It was tense, it was tight, and it was surprisingly clean, as Lithuania eventually pulled through with a 73-61 win over Turkey to book their spot in the semi-finals of the 2014 FIBA Basketball World Cup, writes Emmet Ryan.
Omer Asik vs Jonas Valanciunas was the battle we wanted to see and it quickly turned into the focal point of the first quarter. Valanciunas made an early put-back but Asik responded with a bounce-pass inside to set up a Kerem Gonlum dunk. Asik was defending the Lithuanian big well in the low post, not allowing the easy scores the Toronto Raptor was able to make with pure brute force against New Zealand on Sunday. Valanciunas however is maturing as a player. When his support on the perimeter failed, he found other ways to attack the Turks, getting open for a 12 footer and then blindsiding Asik for a put-back.
Offensively however it was Turkey who brought more diversity. Emir Preldzic, the hero of Sunday’s great escape against Australia, made his first three shots before a flying dunk by Sinan Guler forced Jonas Kazlauskas to call a timeout. Donatas Montiejunas and Renaldas Seibutis steadied the ship but the Turks remained terriers on D. Asik blocked Valanciunas when Lithuania looked to him again and then breezed through Darjus Lavrinovic for a lay-up. At the end of the first, Turkey held the lead 18-13.
The ugly shooting that stunted Lithuania in the first, capped off by a bizarre off-target floater by Kristof Lavrinovic, eased off and a string of threes put them back in front midway through the frame. For a battle where physicality was playing such a big role, it was a remarkable clean with the first free throws of the game coming with 4.20 left in the second. Valanciunas and Asik, re-entered the fray. The scoring was relatively low but the quality of play was the highest so far on this side of the draw. Both combatants showed tremendous respect for their respective strengths and looked to find holes to attack soft spots. Gonlum saw plenty of the ball to go up against Montiejunas while Lithuania tried to force Turkey to over-commit on the inside to free up their perimeter attack. It was thought out, patient, and not the sexiest basketball but compelling nonetheless. At the half, Lithuania held a 33-28 lead in a good one.
For all of Turkey’s confidence of competing with Lithuania inside, Valanciunas and company had made their size count, takinga 21-13 rebounding advantage into the second half. Turkey looked to the perimeter for support and Ender Arslan made a three to force and early timeout from Kazlauskas. The Valanciunas and Asik battle got a touch more heated, the Lithuanian big fouled and protested too much. That got him T-ed up and Turkey had taken as psychological advantage as the Raptor sat to cool off.

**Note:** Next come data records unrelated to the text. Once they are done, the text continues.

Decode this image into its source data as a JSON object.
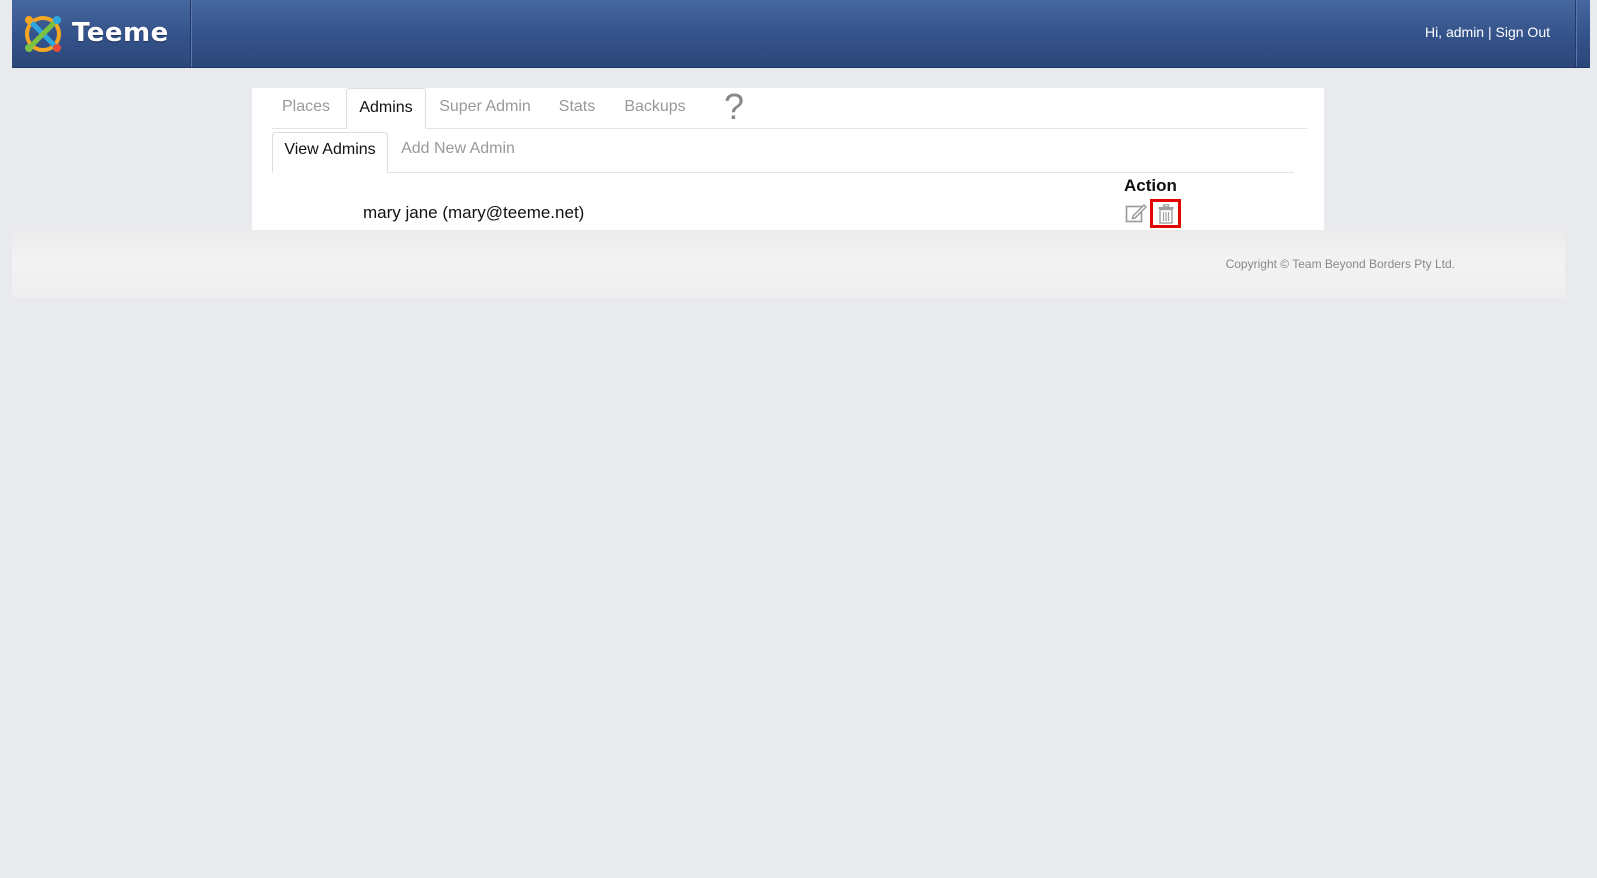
{
  "header": {
    "app_name": "Teeme",
    "greeting": "Hi, admin",
    "separator": "|",
    "sign_out": "Sign Out",
    "colors": {
      "header_bg": "#34528a",
      "header_text": "#ffffff"
    }
  },
  "main_tabs": [
    {
      "label": "Places",
      "active": false
    },
    {
      "label": "Admins",
      "active": true
    },
    {
      "label": "Super Admin",
      "active": false
    },
    {
      "label": "Stats",
      "active": false
    },
    {
      "label": "Backups",
      "active": false
    }
  ],
  "help_glyph": "?",
  "sub_tabs": [
    {
      "label": "View Admins",
      "active": true
    },
    {
      "label": "Add New Admin",
      "active": false
    }
  ],
  "admins_table": {
    "action_header": "Action",
    "rows": [
      {
        "name": "mary jane (mary@teeme.net)",
        "actions": [
          "edit-icon",
          "trash-icon"
        ]
      }
    ],
    "highlight_color": "#e10600"
  },
  "footer": {
    "copyright": "Copyright © Team Beyond Borders Pty Ltd."
  }
}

As the Turks pushed in front on the scoreboard, Seibutis once again steadied Lithuania’s nerves from deep. Turkey however were eating into Lithuania’s edge on the glass and the game was balanced at both ends. The deep game for Lithuania was proving a bigger factor now, Martynas Pocius made their ninth of the day to re-take the lead, with Lithuania 47-44 up with 10 minutes to play.
A long jumper from Seibutis eventually rolled in as Lithuania made it a two-possession game to start the final frame. This Turkish team was well used to coming back and Lithuania was trying to up the pressure. Jonas Maciulis shot and missed his team’s first free throw of the night as the lead grew to 7. The threes kept coming, Seibutis again but Gonlum was keeping Turkey alive on the inside. Valanciunas was continuing to grow in the game, working hard at both ends to stall a potential Turkish revival. The scores kept coming, with Maciulis stepping up to put Lithuania on top when it counted.
Neither side can have any complaints out of this one. Both went in with solid strategies, and executed well. Valanciunas and Asik came out roughly even from their personal battle, with both recording double doubles, and it was eventually decided by what was around them. Lithuania made the threes they needed more often that Turkey’s secondary bigs hurt Lithuania and that fundamentally proved the difference in this one.